Which lines below contain the word "Cambridge"? Copy each of them.

##############################

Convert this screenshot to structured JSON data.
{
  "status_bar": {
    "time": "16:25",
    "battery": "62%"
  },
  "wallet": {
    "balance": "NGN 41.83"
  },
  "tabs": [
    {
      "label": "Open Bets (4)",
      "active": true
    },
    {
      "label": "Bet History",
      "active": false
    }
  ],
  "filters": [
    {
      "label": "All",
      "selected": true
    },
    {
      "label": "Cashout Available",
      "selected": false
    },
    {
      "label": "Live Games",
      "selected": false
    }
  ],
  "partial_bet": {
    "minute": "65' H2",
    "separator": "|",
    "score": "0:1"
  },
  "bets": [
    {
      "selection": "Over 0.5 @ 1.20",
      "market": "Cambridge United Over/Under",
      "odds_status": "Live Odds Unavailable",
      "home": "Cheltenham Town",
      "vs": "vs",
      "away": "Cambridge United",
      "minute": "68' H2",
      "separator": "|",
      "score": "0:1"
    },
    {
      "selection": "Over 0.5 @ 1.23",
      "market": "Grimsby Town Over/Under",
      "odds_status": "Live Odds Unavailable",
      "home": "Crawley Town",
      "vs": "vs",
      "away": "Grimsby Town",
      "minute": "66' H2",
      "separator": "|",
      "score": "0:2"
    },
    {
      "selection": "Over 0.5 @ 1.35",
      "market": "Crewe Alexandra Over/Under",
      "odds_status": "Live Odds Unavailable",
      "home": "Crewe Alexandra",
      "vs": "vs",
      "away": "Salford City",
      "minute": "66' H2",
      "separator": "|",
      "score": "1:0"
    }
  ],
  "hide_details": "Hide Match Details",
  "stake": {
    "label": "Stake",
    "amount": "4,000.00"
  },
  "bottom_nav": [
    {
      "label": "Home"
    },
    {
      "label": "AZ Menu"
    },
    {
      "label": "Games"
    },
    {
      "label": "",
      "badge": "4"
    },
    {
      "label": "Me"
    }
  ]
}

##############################

> **RESPONSE**
      "market": "Cambridge United Over/Under",
      "away": "Cambridge United",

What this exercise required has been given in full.